You’re well on your way to having a completed story! If you haven’t already, just continue to write about what is going on in your story and try to complete it within a year’s time. Yes, it takes time, and when you do finish just remember to breathe and pat yourself on the back for completing such a fete.

But there’s just one thing I want and need to cover: audience. It’s an important aspect to writing a story and is probably the most important aspect of story writing next to actually writing the story itself. So tune in next time for the last part of my mini-series on development!

Mini-Series Part 1: Character Development

Characters are the heart and soul of your writing piece. Not only do they take on a life of their own, but they also bring the story’s environment, nature, and more to life. They can make you smile, laugh, cry, rage, and throw your cat across the room. They are powerful and they’re all from your own mind.

In the first part of this four part mini-series, I will be discussing what characters are, how to make them, and why they are so important to your story.

Well, for starters, why are characters so important to your writing? Without characters in a story, there really is no story. It’s just a bunch of happenings and goings-on that are taking place for no reason whatsoever. That’s a boring story, to say the least.

Also, readers want to be able to grasp the concept of what is going on in the surrounding area: why someone is reacting a certain way, what smells weird, and more.

Without characters, you don’t have a story. So, let’s take a look at how to start developing a character:

  • Think of personality. Personality is what makes the character unique and separates the main character from the supporting and background characters.

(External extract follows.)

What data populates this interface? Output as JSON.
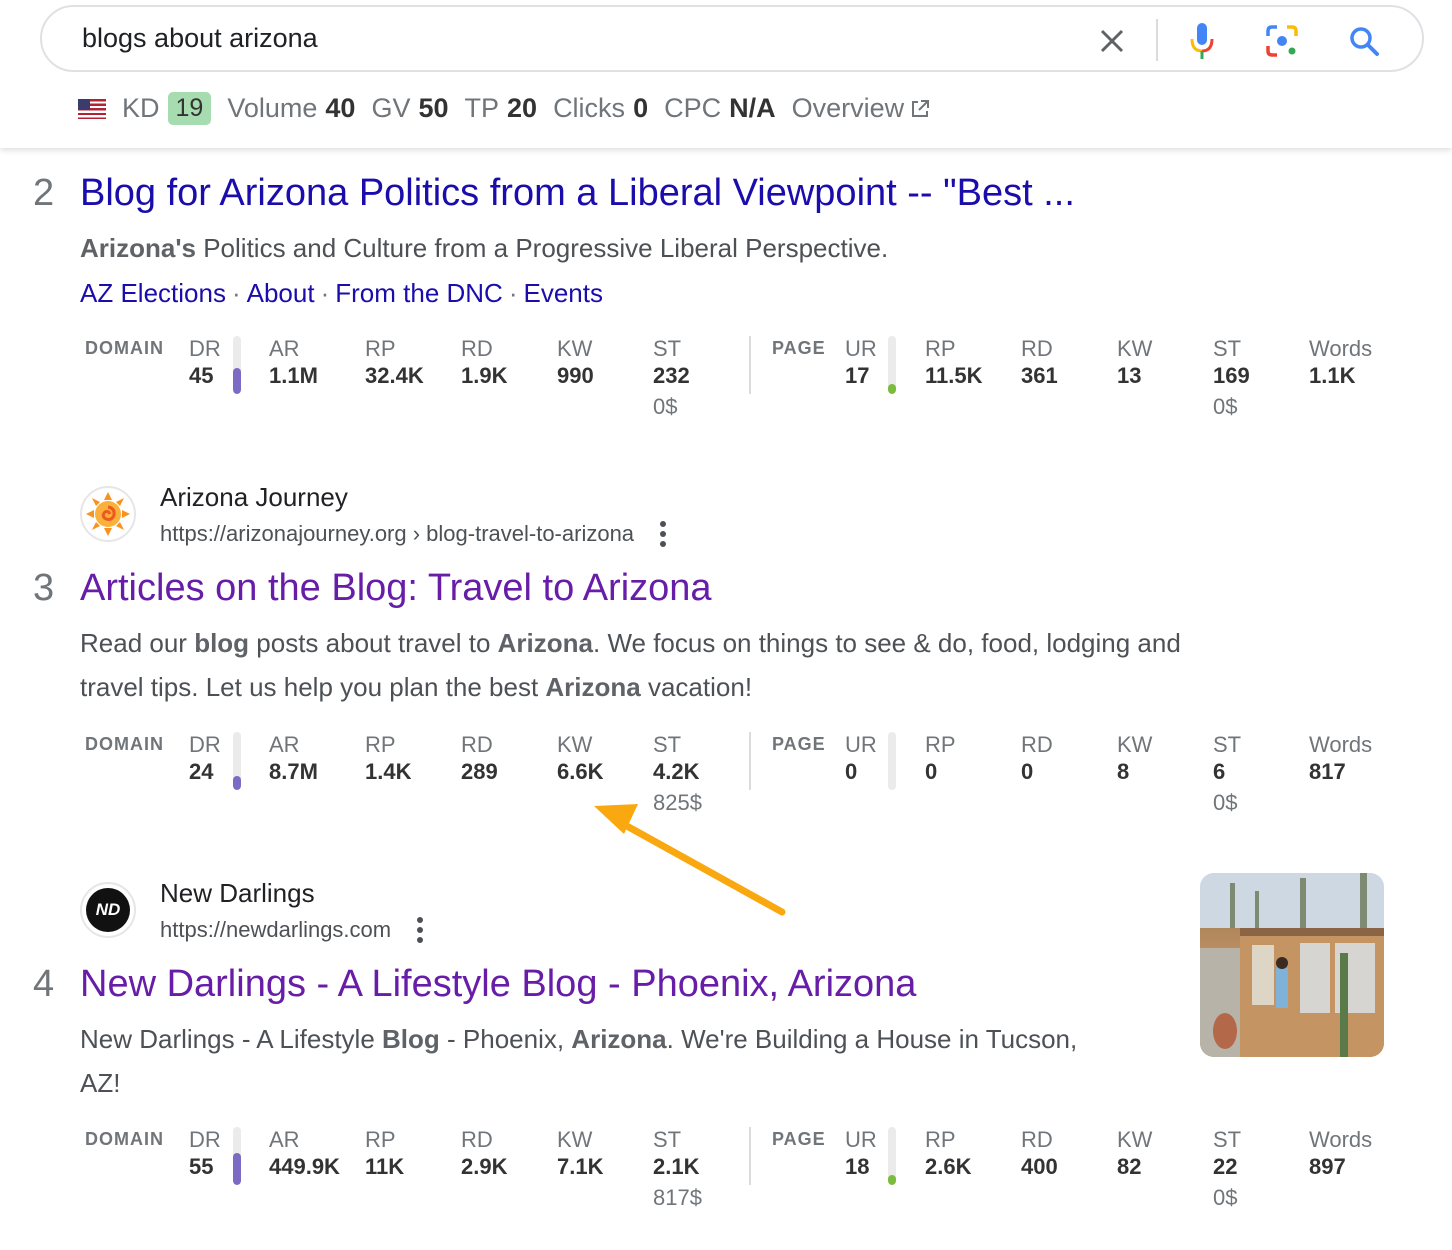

It can make a character a protagonist or an antagonist, and it can also make the reader either cheer for that character in dire situations, or cheer for another who is more tragic or epic in some way. *Warning! Watch our for Mary Sues and Gary Sues! You don’t want a cliche character – those are boring!
  • Physical appearance. Yes, even though your character is just words on a page, they still need to look like a person (or a monster or alien or what have you, depending on the genre you’re writing for)! Try starting out by jotting down simple physical appearance details: eye color, hair color and length, skin color, male or female, etc. Then go back and start filling in smaller details: does he/she have freckles, an elongated nose, a broken wrist, etc.
  • Likes and Dislikes, we all have them. So should your character if you want to make them believable. Give them an insatiable desire for chocolate, or a hatred for the color green. Anything! List them out for your own reference – your reader will be able to discern their likes and dislikes through the story itself.
  • A back story is just the beginning. A character needs to have some sort of back story or history to know who they are, where they came from, who raised them, etc. Make it tragic or make it happy, it’s up to you.

You can use these few simple tips for creating any kind of character, no matter if they’re the hero or the villain, the supporting or background character. Each tip will apply to each character, so take the time to write them out for each character.

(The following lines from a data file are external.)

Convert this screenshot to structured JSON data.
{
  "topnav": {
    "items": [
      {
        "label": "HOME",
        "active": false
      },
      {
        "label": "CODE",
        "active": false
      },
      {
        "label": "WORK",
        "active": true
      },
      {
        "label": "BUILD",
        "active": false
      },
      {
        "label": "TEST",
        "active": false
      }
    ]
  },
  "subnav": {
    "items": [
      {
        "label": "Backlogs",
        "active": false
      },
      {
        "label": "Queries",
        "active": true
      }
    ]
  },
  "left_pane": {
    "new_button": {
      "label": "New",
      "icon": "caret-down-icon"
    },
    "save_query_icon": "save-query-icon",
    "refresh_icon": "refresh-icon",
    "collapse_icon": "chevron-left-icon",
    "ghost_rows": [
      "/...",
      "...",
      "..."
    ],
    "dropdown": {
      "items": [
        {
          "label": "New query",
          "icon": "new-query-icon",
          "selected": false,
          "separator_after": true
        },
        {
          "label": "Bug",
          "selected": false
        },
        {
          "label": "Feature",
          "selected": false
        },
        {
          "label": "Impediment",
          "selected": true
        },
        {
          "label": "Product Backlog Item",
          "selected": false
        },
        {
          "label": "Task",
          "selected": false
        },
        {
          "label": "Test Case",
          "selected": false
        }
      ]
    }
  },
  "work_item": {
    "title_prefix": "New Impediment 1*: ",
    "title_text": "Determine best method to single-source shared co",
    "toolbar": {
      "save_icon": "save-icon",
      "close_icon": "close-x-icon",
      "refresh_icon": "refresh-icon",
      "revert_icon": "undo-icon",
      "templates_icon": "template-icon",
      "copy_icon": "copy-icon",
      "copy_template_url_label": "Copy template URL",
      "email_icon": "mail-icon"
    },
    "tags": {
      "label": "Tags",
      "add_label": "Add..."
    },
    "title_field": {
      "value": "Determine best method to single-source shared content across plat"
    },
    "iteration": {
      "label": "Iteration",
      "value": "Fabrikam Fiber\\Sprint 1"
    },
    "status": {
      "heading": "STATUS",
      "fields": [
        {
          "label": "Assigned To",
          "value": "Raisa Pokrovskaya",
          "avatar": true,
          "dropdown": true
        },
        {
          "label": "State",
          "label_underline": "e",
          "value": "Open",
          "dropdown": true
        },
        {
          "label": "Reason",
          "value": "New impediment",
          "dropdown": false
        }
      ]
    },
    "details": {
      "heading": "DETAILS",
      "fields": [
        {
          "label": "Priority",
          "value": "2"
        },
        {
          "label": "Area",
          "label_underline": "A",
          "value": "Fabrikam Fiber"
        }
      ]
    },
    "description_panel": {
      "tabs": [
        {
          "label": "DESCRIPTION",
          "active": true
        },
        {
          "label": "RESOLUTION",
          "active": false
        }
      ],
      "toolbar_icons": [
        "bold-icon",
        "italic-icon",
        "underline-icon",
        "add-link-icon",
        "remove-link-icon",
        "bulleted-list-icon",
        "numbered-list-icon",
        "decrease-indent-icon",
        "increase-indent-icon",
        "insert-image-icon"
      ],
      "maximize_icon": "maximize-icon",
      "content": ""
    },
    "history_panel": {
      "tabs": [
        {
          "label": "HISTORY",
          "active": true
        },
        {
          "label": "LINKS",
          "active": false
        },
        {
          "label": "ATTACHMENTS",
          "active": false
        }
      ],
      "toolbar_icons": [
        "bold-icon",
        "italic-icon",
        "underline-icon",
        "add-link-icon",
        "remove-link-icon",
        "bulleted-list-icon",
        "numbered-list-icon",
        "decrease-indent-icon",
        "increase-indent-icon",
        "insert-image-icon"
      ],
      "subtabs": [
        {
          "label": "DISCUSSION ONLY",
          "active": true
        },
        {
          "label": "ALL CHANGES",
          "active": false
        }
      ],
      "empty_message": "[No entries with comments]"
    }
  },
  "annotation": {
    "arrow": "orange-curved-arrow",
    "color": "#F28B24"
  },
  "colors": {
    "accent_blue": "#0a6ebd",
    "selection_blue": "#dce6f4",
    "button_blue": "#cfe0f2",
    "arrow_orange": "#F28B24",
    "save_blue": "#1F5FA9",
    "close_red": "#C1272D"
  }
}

Characters are the backbone of your story. They help to create the world around them through their language, their appearance, their likes and dislikes, and more. Without them, you’d be up the creak with no paddle. If you take them away you lose the backbone to your story and it would just fall apart, and that might make it difficult to salvage.

So take the time to write out your character’s, well, everything! You should know your characters inside and out before you get going anywhere with them. Yes, sometimes it works out before you get to really know your character, but unless you start with the basics you aren’t going to have a clue as to where your story is going and it might turn into a mess.

Of course characters are just one of the many important factors in creating a story. Next time I’ll be discussing setting development and how to place those characters you just created into a setting. Stay tuned!

Optional: Leave comments about characters you have created or are creating and how you went about creating them!